### YOUR INSTRUCTIONS
Filter the entries below, keeping only lines with "https".

[Website and app data records]
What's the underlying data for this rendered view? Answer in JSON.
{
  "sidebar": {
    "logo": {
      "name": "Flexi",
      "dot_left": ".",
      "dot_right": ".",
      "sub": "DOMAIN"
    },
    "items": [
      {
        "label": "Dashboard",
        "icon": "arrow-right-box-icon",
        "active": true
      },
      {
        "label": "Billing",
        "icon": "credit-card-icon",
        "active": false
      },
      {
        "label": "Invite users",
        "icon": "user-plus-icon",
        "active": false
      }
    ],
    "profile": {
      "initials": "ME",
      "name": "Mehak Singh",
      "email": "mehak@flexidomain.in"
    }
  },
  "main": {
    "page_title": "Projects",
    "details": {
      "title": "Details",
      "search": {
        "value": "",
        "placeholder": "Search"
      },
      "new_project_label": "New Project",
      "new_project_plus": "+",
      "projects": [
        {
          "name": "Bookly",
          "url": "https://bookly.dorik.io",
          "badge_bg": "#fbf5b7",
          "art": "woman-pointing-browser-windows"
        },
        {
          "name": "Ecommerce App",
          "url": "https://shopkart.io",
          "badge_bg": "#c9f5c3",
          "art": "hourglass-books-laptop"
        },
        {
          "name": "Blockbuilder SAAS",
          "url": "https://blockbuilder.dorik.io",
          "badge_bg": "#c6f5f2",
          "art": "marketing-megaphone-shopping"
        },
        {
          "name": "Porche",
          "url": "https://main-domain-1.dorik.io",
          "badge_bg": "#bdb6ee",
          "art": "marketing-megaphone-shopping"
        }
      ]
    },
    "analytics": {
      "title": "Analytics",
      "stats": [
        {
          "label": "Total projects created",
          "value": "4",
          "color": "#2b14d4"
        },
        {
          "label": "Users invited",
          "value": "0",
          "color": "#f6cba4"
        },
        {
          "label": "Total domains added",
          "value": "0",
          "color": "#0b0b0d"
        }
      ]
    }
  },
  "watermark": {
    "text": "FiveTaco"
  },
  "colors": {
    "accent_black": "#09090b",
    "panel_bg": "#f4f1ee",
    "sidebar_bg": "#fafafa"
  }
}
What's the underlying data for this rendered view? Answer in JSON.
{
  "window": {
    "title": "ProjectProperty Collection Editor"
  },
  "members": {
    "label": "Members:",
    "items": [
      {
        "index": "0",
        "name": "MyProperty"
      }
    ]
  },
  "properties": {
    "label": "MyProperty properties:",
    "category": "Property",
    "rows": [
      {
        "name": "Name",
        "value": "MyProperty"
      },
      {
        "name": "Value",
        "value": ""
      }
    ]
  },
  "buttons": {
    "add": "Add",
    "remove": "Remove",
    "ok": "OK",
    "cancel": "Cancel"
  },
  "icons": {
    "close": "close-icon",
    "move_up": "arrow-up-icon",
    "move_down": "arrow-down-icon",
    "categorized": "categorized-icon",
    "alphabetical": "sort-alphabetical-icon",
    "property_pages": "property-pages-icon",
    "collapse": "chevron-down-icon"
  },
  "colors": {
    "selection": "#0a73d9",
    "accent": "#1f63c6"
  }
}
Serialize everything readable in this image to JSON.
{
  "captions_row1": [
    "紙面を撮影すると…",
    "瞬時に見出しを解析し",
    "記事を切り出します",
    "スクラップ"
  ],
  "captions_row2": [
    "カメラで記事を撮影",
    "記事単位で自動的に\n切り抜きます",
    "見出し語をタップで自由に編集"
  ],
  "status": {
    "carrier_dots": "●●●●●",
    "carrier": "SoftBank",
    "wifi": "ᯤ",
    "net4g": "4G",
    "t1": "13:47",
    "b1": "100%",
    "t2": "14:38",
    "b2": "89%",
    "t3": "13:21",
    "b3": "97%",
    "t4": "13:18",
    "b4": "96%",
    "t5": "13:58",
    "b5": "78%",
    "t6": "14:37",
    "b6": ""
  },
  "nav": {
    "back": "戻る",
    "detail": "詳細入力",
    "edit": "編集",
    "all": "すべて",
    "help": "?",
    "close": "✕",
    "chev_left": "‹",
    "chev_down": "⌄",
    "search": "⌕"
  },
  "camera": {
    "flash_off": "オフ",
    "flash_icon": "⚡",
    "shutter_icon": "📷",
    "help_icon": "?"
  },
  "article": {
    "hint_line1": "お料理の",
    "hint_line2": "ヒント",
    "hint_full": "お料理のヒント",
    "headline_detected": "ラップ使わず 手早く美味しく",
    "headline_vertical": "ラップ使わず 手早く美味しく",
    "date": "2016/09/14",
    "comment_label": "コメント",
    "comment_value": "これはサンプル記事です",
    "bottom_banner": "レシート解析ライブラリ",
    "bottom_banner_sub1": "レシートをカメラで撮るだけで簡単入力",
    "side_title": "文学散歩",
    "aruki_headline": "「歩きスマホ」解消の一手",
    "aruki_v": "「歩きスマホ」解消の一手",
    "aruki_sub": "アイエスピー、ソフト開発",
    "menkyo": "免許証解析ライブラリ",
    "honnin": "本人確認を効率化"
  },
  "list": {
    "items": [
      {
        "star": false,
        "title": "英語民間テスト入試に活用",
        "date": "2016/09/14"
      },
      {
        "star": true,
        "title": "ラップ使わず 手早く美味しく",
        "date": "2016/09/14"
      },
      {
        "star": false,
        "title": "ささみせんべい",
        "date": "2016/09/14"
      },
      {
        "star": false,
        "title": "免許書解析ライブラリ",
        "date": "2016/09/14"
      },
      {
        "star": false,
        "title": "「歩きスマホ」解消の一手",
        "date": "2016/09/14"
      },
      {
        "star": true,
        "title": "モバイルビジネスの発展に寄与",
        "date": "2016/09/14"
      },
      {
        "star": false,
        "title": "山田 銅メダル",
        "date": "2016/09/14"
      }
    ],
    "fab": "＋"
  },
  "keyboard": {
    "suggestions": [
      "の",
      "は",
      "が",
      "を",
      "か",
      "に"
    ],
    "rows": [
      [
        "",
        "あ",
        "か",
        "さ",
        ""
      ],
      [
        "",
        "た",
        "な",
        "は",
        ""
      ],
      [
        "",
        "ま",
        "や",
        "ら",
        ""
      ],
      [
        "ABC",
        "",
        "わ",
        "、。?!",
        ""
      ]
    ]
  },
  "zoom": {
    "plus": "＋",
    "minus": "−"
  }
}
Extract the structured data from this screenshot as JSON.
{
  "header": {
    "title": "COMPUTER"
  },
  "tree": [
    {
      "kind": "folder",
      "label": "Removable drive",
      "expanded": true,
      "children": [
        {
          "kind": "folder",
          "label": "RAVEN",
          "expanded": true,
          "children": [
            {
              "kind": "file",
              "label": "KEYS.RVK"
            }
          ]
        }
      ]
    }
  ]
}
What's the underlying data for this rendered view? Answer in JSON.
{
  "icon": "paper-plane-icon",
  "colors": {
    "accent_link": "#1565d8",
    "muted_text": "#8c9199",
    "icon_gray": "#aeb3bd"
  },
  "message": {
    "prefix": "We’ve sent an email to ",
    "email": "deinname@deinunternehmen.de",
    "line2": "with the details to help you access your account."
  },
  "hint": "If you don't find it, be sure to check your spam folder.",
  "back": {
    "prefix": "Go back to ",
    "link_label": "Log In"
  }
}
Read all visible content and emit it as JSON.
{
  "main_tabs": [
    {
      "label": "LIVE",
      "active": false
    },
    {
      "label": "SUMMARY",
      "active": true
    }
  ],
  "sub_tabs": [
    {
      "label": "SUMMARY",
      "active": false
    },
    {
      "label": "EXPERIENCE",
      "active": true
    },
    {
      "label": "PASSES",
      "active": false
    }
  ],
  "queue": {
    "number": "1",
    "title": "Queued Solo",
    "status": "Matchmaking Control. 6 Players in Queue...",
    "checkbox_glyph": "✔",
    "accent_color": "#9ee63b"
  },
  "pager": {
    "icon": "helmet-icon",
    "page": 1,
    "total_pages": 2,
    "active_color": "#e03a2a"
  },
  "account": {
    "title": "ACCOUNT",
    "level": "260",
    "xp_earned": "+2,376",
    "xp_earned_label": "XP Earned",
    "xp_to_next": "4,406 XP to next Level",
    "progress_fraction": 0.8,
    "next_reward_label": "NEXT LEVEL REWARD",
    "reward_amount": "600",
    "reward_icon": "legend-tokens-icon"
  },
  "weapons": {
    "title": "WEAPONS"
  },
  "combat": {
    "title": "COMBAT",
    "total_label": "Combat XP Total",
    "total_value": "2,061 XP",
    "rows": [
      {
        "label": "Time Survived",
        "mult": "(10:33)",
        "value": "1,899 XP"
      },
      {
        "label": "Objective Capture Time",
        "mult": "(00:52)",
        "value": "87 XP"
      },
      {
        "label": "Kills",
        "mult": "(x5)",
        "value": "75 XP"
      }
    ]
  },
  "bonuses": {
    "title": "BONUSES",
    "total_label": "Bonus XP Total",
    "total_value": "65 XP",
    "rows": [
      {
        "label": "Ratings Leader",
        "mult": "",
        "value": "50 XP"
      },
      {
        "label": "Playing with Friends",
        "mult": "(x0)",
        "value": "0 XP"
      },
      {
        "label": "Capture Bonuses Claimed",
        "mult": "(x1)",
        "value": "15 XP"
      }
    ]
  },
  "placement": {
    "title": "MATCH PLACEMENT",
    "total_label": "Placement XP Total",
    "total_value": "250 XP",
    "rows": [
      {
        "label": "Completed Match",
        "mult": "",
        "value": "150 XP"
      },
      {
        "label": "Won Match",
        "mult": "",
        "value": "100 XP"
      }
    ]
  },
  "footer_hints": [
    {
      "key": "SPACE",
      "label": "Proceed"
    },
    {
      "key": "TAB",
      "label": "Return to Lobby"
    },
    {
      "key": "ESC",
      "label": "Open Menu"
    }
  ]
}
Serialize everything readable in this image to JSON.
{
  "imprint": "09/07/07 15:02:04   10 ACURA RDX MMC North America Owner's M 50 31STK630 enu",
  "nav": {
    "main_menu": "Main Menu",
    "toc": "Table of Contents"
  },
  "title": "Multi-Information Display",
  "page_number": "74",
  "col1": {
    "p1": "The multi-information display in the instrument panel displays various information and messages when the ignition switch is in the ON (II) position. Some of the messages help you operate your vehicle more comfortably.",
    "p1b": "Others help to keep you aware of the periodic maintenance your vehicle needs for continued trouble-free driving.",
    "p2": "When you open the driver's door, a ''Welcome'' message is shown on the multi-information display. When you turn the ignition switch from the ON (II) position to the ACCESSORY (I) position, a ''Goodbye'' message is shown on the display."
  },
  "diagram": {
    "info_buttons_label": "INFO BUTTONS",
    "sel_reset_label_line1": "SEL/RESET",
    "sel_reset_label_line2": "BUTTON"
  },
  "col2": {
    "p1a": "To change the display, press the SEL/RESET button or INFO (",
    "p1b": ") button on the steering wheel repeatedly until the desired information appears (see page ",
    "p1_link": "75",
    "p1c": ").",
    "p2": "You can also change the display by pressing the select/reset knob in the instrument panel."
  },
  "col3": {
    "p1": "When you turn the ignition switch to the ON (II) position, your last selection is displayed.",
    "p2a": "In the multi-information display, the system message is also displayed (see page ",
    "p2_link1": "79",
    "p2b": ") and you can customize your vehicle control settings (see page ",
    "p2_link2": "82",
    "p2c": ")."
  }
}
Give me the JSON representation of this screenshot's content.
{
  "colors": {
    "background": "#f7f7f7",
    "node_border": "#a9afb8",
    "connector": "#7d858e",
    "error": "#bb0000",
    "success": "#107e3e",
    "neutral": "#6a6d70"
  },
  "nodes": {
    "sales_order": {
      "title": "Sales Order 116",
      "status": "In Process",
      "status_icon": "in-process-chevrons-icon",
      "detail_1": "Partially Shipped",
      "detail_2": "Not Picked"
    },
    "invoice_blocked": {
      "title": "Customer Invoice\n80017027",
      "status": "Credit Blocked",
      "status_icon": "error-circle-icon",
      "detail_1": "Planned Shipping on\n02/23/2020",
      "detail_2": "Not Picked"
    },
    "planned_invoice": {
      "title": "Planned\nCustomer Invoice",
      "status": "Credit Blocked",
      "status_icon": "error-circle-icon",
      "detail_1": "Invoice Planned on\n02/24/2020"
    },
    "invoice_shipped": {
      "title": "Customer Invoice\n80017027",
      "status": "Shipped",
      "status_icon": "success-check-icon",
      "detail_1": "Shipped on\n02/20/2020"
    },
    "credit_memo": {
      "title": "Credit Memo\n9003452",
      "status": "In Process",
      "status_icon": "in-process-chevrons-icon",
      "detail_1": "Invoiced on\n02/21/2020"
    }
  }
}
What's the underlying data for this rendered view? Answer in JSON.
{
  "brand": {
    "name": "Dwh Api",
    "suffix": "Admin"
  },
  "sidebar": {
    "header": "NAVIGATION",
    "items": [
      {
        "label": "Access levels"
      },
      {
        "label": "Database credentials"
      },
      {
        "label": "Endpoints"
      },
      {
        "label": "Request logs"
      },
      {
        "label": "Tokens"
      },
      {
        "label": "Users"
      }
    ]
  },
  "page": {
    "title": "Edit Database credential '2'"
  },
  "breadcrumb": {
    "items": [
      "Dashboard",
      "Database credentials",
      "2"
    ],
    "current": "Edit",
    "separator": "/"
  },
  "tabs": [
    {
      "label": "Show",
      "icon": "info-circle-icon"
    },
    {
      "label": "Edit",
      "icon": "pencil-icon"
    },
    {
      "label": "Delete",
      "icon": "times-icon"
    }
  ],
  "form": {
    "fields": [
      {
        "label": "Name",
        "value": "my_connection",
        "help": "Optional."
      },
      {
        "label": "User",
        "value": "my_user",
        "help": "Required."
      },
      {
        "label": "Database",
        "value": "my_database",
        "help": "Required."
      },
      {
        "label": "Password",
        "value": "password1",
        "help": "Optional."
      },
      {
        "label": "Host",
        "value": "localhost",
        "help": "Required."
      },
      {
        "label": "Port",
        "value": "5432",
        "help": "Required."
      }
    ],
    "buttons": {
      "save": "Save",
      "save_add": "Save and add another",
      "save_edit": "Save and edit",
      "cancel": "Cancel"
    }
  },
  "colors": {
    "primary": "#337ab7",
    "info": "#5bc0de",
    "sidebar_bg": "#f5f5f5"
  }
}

### TASK RESULT
          "url": "https://bookly.dorik.io",
          "url": "https://shopkart.io",
          "url": "https://blockbuilder.dorik.io",
          "url": "https://main-domain-1.dorik.io",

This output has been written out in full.